My recommendations and tips
- Soaking Time: Ensure you soak the black gram lentils (urad dal) for at least 4-6 hours or overnight. This softens the lentils and makes them easier to grind into a smooth batter.
- Consistency of Batter: When grinding the lentils, use as little water as possible to achieve a thick and smooth batter. A thick batter helps the Barasadola hold its shape when frying.
- Spice Level: Adjust the quantity of green chilies to control the spiciness of the fritters. Remove the seeds for a milder flavor or keep them for extra heat.
- Oil Temperature: Maintain a consistent oil temperature while frying. The oil should be hot but not smoking. You can check if it's ready by dropping a small amount of batter into the oil; it should sizzle and rise to the surface.
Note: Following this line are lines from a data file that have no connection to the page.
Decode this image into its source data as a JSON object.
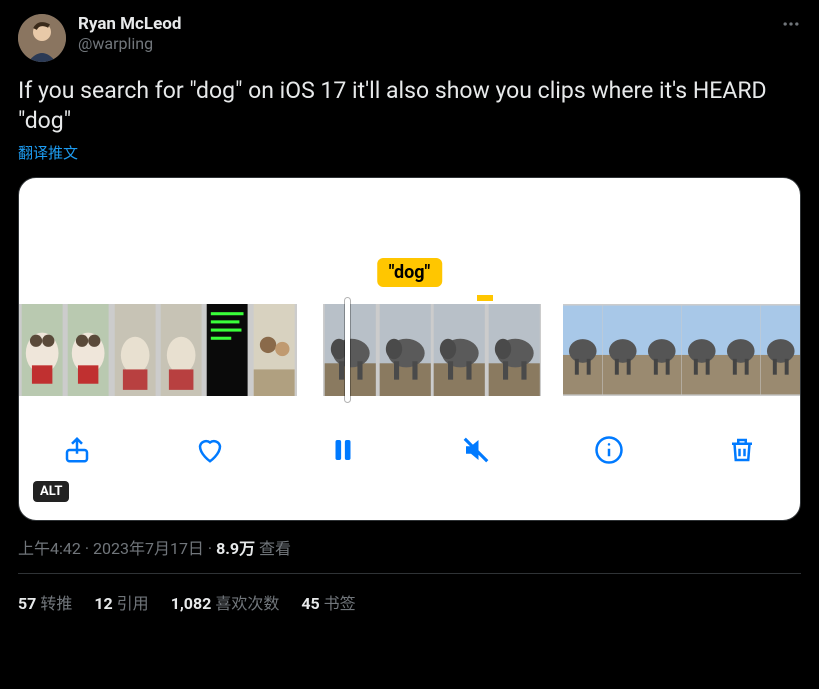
{
  "user": {
    "display_name": "Ryan McLeod",
    "handle": "@warpling"
  },
  "tweet": {
    "text": "If you search for \"dog\" on iOS 17 it'll also show you clips where it's HEARD \"dog\"",
    "translate_label": "翻译推文"
  },
  "media": {
    "tooltip": "\"dog\"",
    "alt_label": "ALT"
  },
  "meta": {
    "time": "上午4:42",
    "date": "2023年7月17日",
    "views_num": "8.9万",
    "views_label": "查看"
  },
  "stats": {
    "retweets_num": "57",
    "retweets_label": "转推",
    "quotes_num": "12",
    "quotes_label": "引用",
    "likes_num": "1,082",
    "likes_label": "喜欢次数",
    "bookmarks_num": "45",
    "bookmarks_label": "书签"
  }
}
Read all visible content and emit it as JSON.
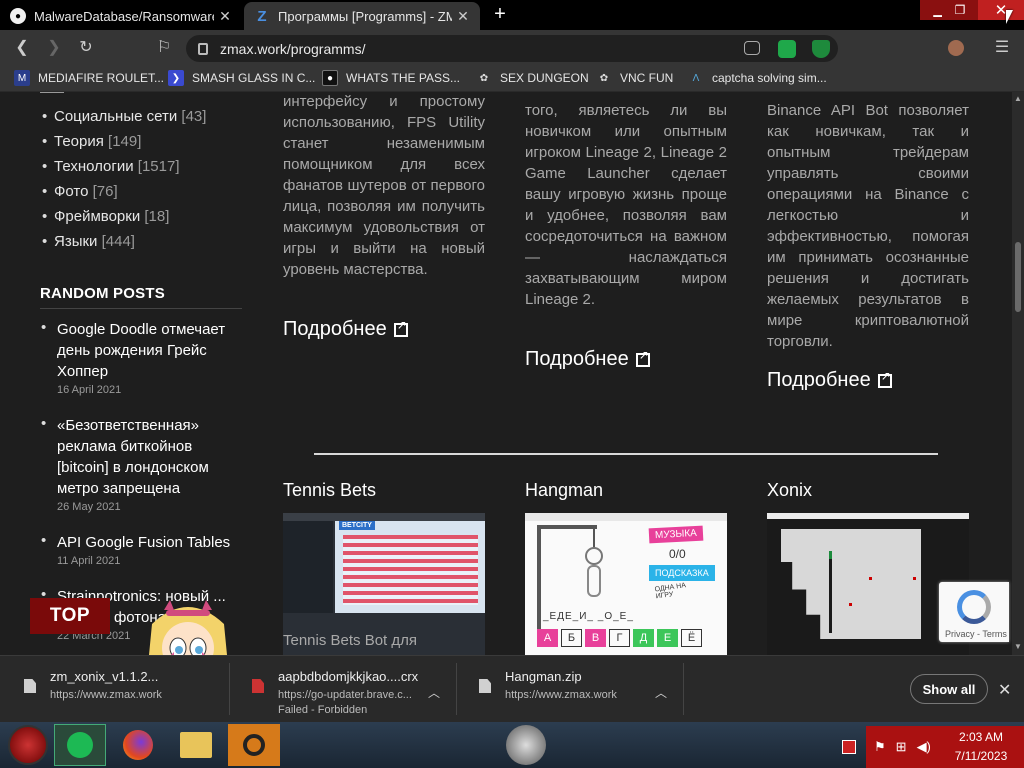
{
  "browser": {
    "tabs": [
      {
        "title": "MalwareDatabase/Ransomware/Tr",
        "icon": "github-icon"
      },
      {
        "title": "Программы [Programms] - ZMax",
        "icon": "zmax-icon"
      }
    ],
    "new_tab": "+",
    "url": "zmax.work/programms/",
    "bookmarks": [
      {
        "label": "MEDIAFIRE ROULET...",
        "icon": "mediafire-icon"
      },
      {
        "label": "SMASH GLASS IN C...",
        "icon": "bookmark-icon"
      },
      {
        "label": "WHATS THE PASS...",
        "icon": "bookmark-icon"
      },
      {
        "label": "SEX DUNGEON",
        "icon": "bookmark-icon"
      },
      {
        "label": "VNC FUN",
        "icon": "bookmark-icon"
      },
      {
        "label": "captcha solving sim...",
        "icon": "bookmark-icon"
      }
    ]
  },
  "sidebar": {
    "categories": [
      {
        "name": "Социальные сети",
        "count": "[43]"
      },
      {
        "name": "Теория",
        "count": "[149]"
      },
      {
        "name": "Технологии",
        "count": "[1517]"
      },
      {
        "name": "Фото",
        "count": "[76]"
      },
      {
        "name": "Фреймворки",
        "count": "[18]"
      },
      {
        "name": "Языки",
        "count": "[444]"
      }
    ],
    "random_posts_heading": "RANDOM POSTS",
    "posts": [
      {
        "title": "Google Doodle отмечает день рождения Грейс Хоппер",
        "date": "16 April 2021"
      },
      {
        "title": "«Безответственная» реклама биткойнов [bitcoin] в лондонском метро запрещена",
        "date": "26 May 2021"
      },
      {
        "title": "API Google Fusion Tables",
        "date": "11 April 2021"
      },
      {
        "title": "Strainpotronics: новый ... управ... фотонами",
        "date": "22 March 2021"
      }
    ]
  },
  "main": {
    "columns": [
      {
        "text": "интерфейсу и простому использованию, FPS Utility станет незаменимым помощником для всех фанатов шутеров от первого лица, позволяя им получить максимум удовольствия от игры и выйти на новый уровень мастерства.",
        "more": "Подробнее"
      },
      {
        "text": "того, являетесь ли вы новичком или опытным игроком Lineage 2, Lineage 2 Game Launcher сделает вашу игровую жизнь проще и удобнее, позволяя вам сосредоточиться на важном — наслаждаться захватывающим миром Lineage 2.",
        "more": "Подробнее"
      },
      {
        "text": "Binance API Bot позволяет как новичкам, так и опытным трейдерам управлять своими операциями на Binance с легкостью и эффективностью, помогая им принимать осознанные решения и достигать желаемых результатов в мире криптовалютной торговли.",
        "more": "Подробнее"
      }
    ],
    "products": [
      {
        "title": "Tennis Bets",
        "snippet": "Tennis Bets Bot для"
      },
      {
        "title": "Hangman",
        "snippet": ""
      },
      {
        "title": "Xonix",
        "snippet": ""
      }
    ],
    "hangman_thumb": {
      "music": "МУЗЫКА",
      "score": "0/0",
      "hint": "ПОДСКАЗКА",
      "one_game": "ОДНА НА ИГРУ",
      "word": "_ЕДЕ_И_ _О_Е_",
      "letters": [
        "А",
        "Б",
        "В",
        "Г",
        "Д",
        "Е",
        "Ё"
      ]
    },
    "tennis_thumb": {
      "brand": "BETCITY"
    },
    "top_button": "TOP",
    "recaptcha": {
      "links": "Privacy - Terms"
    }
  },
  "downloads": [
    {
      "name": "zm_xonix_v1.1.2...",
      "status": "https://www.zmax.work"
    },
    {
      "name": "aapbdbdomjkkjkao....crx",
      "status": "https://go-updater.brave.c...",
      "error": "Failed - Forbidden"
    },
    {
      "name": "Hangman.zip",
      "status": "https://www.zmax.work"
    }
  ],
  "download_bar": {
    "show_all": "Show all"
  },
  "taskbar": {
    "time": "2:03 AM",
    "date": "7/11/2023"
  }
}
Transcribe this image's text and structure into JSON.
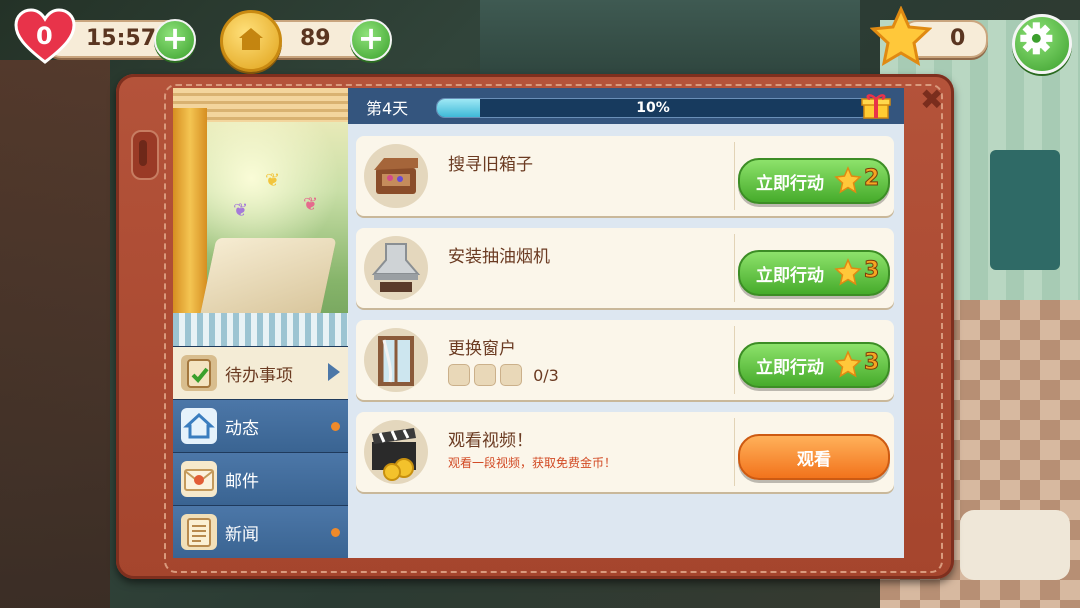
{
  "hud": {
    "lives": "0",
    "timer": "15:57",
    "coins": "89",
    "stars": "0",
    "add_label": "+"
  },
  "panel": {
    "day_label": "第4天",
    "progress_percent": 10,
    "progress_text": "10%",
    "close_label": "✖"
  },
  "nav": [
    {
      "label": "待办事项",
      "active": true
    },
    {
      "label": "动态",
      "badge": true
    },
    {
      "label": "邮件",
      "badge": false
    },
    {
      "label": "新闻",
      "badge": true
    }
  ],
  "tasks": [
    {
      "title": "搜寻旧箱子",
      "button": "立即行动",
      "stars": "2"
    },
    {
      "title": "安装抽油烟机",
      "button": "立即行动",
      "stars": "3"
    },
    {
      "title": "更换窗户",
      "button": "立即行动",
      "stars": "3",
      "progress": "0/3"
    }
  ],
  "video": {
    "title": "观看视频！",
    "subtitle": "观看一段视频，获取免费金币！",
    "button": "观看"
  },
  "colors": {
    "board": "#b4533a",
    "nav_blue": "#34557e",
    "green_button": "#46ab2b",
    "orange_button": "#f2731c",
    "star": "#f5a623"
  }
}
- Frying Time: Fry the Barasadola in batches, ensuring they have enough space in the pan to cook evenly. Flip them when one side is golden brown, and cook until both sides are crisp and browned.
- Draining Excess Oil: After frying, let the Barasadola drain on paper towels or a clean kitchen towel to remove excess oil. This keeps them crispy.
- Serving Fresh: Barasadola is best enjoyed immediately while still hot and crispy. Serve it right after frying for the best taste and texture.
- Customization: Feel free to customize your Barasadola by adding herbs, spices, or other ingredients to the batter. Some variations include adding chopped cilantro, grated coconut, or even finely chopped spinach for a unique twist.
- Dipping Sauces: Experiment with different dipping sauces to find your favorite combination. You can even make a variety of sauces to cater to different preferences.
- Practice Makes Perfect: Making Barasadola may take a little practice to get the shape and frying technique just right. Don't be discouraged if your first batch isn't perfect; you'll improve with each attempt.
Potential ingredients substitutes
- Black Gram Lentils (Urad Dal) Substitute: You can use split and skinned urad dal instead of whole urad dal. Alternatively, you can use split and skinned yellow mung dal for a different flavor.
- Green Chilies Substitute: If you prefer less heat, you can use bell peppers or mild green chili varieties like Anaheim peppers. Adjust the quantity to taste.
- Onion Substitute: If you don't have onions or prefer an onion-free version, you can omit them or use finely chopped scallions (green onions) or shallots.
- Garlic and Ginger Substitute: You can use ginger-garlic paste as a convenient substitute. Alternatively, you can use powdered ginger and garlic if you don't have fresh ones.
- Cumin Seeds Substitute: Ground cumin (cumin powder) can be used as an alternative. Use about half the amount of ground cumin compared to cumin seeds.
- Vegetable Oil Substitute: Canola oil, sunflower oil, or any neutral cooking oil can replace vegetable oil for frying.
- Dipping Sauces Substitute: Get creative with your dipping sauces. You can use store-bought sauces like ketchup, sweet chili sauce, or even a store-bought mint sauce as alternatives to homemade chutneys.
- Tamarind Chutney (Optional) Substitute: If you don't have tamarind chutney, you can make a quick substitute by mixing tamarind paste with water, sugar, and a pinch of salt to taste.
Ready to embark on a culinary adventure? Try our Barasadola recipe today and savor the taste of Nepal. Whip up a batch and enjoy! 🍽️🇳🇵